The front wheels are powered by two electric motors, providing torque vectoring. They function as the reversing gear, as the main transmission does not have a reversing gear; the engine of the SF90 Stradale is mated to a new 8-speed dual-clutch transmission. The new transmission is 10 kg lighter and more compact than the existing 7-speed transmission used by the other offerings of the manufacturer due to the absence of a dedicated reverse gear since reversing is provided by the electric motors mounted on the front axle; the new transmission has a 30% faster shift time. A 16-inch curved display located behind the steering wheel displays various vital statistics of the car to the driver; the car employs a new head-up display that would reconfigure itself according to the selected driving mode. The steering wheel is carried over from the 488 but now features multiple capacitive touch interfaces to control the various functions of the car. Other conventional levers and buttons are retained; the interior will channel sound of the engine to the driver according to the manufacturer.
The SF90 Stradale employs eSSC which controls the torque distribution to all four wheels of the car. The eSSC is combined with eTC, a new brake-by-wire system which combines the traditional hydraulic braking system and electric motors to provide optimal regenerative braking and torque vectoring; the car's all-new chassis combines aluminium and carbon fibre to improve structural rigidity and provide a suitable platform for the car's hybrid system. The car has a total dry weight of 1,570 kg after combining the 270 kg weight of the electric system. Ferrari states that the SF90 Stradale is capable of accelerating from a standstill to 100 km/h in 2.5 seconds, 0–200 km/h in 6.7 seconds and can attain a top speed of 340 km/h. The manufacturer claims that the SF90 Stradale can generate 390 kg of downforce at 250 km/h due to new findings in aero and thermal dynamics; the main feature of the design is the twin-part rear wing, an application of the DRS used in Formula One. A fixed element in the wing incorporates the rear light, the mobile parts of the wing integrate into the body by using electric actuators in order to maximise downforce.
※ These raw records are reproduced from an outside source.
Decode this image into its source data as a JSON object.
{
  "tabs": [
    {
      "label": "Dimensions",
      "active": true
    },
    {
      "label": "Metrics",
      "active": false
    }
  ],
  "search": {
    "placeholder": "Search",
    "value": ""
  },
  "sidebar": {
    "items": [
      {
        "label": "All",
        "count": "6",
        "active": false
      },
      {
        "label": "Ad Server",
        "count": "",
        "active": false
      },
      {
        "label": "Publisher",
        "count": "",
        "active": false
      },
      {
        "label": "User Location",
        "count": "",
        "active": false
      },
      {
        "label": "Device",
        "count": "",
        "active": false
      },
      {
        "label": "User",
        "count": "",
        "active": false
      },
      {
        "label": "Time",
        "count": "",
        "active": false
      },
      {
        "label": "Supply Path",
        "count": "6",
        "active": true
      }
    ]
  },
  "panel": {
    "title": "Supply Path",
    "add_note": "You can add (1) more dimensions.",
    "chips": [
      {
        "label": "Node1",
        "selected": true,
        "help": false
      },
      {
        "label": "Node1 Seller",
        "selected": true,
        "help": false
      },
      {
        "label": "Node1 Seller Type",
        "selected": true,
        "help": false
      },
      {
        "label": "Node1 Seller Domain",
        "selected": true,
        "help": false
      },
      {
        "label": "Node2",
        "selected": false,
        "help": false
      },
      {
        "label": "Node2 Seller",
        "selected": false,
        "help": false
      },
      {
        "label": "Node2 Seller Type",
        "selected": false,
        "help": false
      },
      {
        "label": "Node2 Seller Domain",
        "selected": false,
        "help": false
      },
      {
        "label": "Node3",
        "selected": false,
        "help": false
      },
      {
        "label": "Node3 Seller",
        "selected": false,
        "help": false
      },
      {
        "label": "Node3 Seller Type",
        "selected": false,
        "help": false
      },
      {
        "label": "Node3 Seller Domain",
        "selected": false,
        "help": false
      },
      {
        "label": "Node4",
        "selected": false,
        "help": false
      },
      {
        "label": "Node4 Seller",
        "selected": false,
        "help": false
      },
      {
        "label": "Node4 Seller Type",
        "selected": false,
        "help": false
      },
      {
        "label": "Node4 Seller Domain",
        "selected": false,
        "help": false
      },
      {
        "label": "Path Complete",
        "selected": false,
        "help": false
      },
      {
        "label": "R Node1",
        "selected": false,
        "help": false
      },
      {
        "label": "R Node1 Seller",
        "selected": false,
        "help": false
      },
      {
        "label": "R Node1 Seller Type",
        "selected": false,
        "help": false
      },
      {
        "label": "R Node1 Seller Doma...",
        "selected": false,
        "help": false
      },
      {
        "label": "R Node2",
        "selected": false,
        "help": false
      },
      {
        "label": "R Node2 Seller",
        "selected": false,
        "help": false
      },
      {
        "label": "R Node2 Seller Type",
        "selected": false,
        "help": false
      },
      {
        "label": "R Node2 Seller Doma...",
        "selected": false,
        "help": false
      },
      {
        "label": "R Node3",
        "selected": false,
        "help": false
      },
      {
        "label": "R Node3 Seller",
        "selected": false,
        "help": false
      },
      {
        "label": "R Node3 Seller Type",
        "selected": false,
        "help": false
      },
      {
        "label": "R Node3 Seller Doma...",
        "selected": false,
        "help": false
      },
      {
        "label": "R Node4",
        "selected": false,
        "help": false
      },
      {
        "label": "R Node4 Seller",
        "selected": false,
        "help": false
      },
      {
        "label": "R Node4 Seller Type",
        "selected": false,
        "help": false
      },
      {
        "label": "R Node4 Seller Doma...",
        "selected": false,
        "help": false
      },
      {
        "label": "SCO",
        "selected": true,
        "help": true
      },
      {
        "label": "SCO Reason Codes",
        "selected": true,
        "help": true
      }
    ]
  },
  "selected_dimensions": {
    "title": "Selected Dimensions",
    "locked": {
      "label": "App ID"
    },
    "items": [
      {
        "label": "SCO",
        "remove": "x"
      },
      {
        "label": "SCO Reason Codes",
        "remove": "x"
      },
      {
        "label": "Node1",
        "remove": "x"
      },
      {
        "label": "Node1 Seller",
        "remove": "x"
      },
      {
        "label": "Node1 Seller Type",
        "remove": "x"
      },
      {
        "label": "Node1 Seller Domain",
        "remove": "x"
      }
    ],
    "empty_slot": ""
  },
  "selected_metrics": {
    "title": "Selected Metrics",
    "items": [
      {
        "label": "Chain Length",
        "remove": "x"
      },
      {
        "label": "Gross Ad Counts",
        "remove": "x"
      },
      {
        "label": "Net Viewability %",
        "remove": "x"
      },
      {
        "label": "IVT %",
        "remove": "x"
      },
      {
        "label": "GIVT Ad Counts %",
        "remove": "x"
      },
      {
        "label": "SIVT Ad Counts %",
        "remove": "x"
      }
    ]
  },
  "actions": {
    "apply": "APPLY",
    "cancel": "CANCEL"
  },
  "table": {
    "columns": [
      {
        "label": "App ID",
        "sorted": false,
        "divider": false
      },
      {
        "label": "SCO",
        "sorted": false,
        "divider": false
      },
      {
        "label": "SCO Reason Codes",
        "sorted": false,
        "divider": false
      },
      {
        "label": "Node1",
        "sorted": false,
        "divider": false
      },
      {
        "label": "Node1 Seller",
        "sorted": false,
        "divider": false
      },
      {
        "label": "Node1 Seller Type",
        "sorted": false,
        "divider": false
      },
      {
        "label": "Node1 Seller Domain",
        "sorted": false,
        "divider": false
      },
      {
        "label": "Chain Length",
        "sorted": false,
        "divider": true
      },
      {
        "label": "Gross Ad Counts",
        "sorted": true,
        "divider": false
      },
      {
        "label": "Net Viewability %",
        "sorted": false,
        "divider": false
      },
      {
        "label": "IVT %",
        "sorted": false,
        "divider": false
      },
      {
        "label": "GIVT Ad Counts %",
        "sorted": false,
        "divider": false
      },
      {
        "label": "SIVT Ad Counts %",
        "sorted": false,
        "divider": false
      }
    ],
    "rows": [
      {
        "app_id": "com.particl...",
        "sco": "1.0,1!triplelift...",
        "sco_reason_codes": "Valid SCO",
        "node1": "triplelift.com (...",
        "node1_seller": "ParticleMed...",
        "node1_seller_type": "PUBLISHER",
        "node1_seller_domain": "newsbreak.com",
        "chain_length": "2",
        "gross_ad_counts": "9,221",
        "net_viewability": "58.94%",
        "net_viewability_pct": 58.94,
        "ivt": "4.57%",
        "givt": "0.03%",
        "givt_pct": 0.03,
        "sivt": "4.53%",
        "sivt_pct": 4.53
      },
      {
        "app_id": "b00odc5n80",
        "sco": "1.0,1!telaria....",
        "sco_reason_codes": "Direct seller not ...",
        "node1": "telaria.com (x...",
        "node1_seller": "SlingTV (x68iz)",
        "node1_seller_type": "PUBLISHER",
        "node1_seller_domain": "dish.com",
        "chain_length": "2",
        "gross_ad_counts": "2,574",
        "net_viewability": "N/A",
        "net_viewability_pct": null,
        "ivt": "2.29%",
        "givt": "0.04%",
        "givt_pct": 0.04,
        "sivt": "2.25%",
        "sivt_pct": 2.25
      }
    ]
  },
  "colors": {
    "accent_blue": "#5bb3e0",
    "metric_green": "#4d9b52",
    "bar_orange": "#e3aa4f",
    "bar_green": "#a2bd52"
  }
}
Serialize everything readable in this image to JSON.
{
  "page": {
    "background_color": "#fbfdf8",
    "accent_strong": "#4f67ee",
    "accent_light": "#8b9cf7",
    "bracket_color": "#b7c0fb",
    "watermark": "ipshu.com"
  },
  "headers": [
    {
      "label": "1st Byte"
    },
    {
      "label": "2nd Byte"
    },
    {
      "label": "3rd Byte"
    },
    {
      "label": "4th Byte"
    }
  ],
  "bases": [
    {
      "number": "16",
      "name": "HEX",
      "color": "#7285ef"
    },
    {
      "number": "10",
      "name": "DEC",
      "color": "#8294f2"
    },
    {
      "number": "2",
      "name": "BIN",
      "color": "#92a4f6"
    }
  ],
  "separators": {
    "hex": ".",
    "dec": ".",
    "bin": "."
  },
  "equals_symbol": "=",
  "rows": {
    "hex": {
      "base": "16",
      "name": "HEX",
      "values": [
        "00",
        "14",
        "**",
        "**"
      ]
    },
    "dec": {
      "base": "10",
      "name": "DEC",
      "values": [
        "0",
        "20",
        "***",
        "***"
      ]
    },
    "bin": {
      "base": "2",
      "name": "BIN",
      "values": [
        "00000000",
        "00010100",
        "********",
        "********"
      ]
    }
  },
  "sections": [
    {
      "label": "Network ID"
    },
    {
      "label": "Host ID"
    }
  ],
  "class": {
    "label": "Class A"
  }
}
The SF90 Stradale uses an evolution of Ferrari's vortex generators mounted at the front of the car. The car employs a cab-forward design in order to utilise the new aerodynamic parts of the car more and in order to incorporate radiators or the cooling requirements of the hybrid system of the car; the design is a close collaboration between Ferrari Styling Centre and Ferrari engineers. The rear-end of the car carries over many iconic Ferrari Styling elements such as the flying buttresses; the engine cover has been kept as low as possible in order to maximise airflow. According to the car's lead designer, Flavio Manzoni, the car's design lies in between that of a spaceship and of a race car; the rear side-profile harkens back to the 1960s 330 P3/4. A higher-performance version, the SF90 Stradale Assetto Fiorano, will be available as well; the Assetto Fiorano has racing-derived Multimatic shocks and lightweight carbon fibre parts embedded in door panels and underbody. The Assetto